Observations collated at the Met Office Hadley Centre and the University of East Anglia Climate Research Unit indicate that the rate of increase in global average surface temperature between 1975 and 1998 was similar to the rates of increase observed between 1860 and 1880 and between 1910 and 1940 (approximately 0.16 degrees centigrade per decade). This observation has no implications for our policy on anthropogenic warming.

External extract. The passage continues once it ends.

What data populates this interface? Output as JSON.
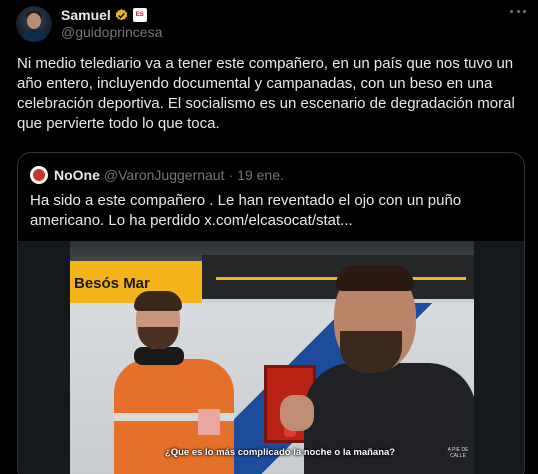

Little can be deduced from relatively short periods in the temperature record taken in isolation from the overall picture. Temperatures fluctuate in response to both man-made factors (such as emissions of greenhouse gases) and natural factors (such as volcanic eruptions, changes in solar activity and internal variability within the climate system), and different combinations of these factors can cause temperatures to change at similar rates for limited periods of time. In its assessment of the whole global temperature record from 1860, the IPCC, in its fourth assessment report, concluded that it is very likely (more than 90 per cent chance) that greenhouse gas emissions were responsible for most of the warming over the past 50 years, and likely (more than more than 66 per cent chance) that greenhouse gases caused some of the warming during the early 20th century. The IPCC also showed that in the absence of actions to limit greenhouse gas emissions, temperatures will continue to rise through the 21st century by between 1.8 and 4 degrees centigrade. This raises the prospect of dangerous levels of climate change, which the Government remain committed to avoid through concerted international and domestic actions to reduce greenhouse gas emissions. Short-term fluctuations in the historic temperature record have no implications for this policy.